The Trump administration lacks people with comprehensive knowledge of China. Almost all of Trump’s cabinet nominees hold a tough stance against China. If the US policy toward China were to be made by such a group of hawks, it would be in essence harmful to the US national interests.
In order to keep Sino-US relations on the right track, there are three things China and the US should pay attention to. First of all, the two countries should establish effective communication channels at the decision-making level as soon as possible. Many people in the Trump administration are new faces in the White House. They need a comprehensive understanding of the progress of the Sino-US relations over the past few years. Former US vice president Joe Biden has devoted a lot of energy to the bilateral relations. Trump needs to designate an authoritative figure among his core decision-makers to manage the US policy toward China.
Second, China and the US should make efforts to reach mutually beneficial deals. Trump needs to learn lessons from the trade wars that the Obama administration launched against China.

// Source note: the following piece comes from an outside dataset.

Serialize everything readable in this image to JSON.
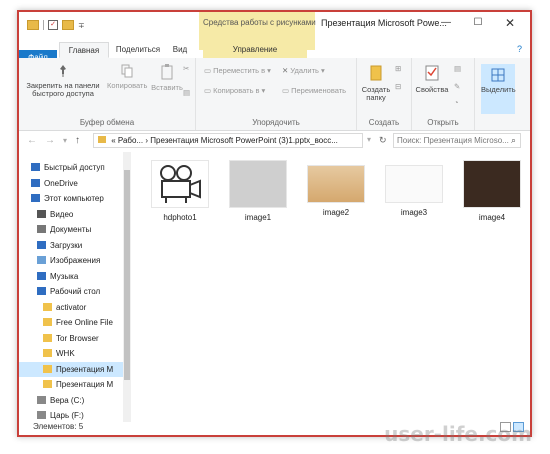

In 2009, the Obama administration imposed 35 percent tariffs on Chinese tires for protecting the US tire workers’ jobs. Peterson Institute for International Economics estimated that this action saved 1,200 manufacturing jobs for the US. However, with a higher consumption cost for making tires, the US has lost some 2,500 retail jobs.
Third, the two countries should promote positive agendas for cooperation. Trump has strong interests in infrastructure construction. Both sides can seek new areas of cooperation in this regard. The US should rethink its position on the One Belt and One Road initiative. Companies from the two countries can find cooperation opportunities with countries in South Asia and Southeast Asia.
Sino-US cooperation can contribute to great achievements while conflicts between the two will bring disasters to both sides and the world. Trump should not apply zero-sum thinking on the bilateral relations. Beijing and Washington can find a way to make both China and the US great.
(The author is a research fellow at the Charhar Institute and an adjunct fellow at the Chongyang Institute for Financial Studies at Renmin University of China. email@example.com)
America can’t be great again without China
By Zhao Minghao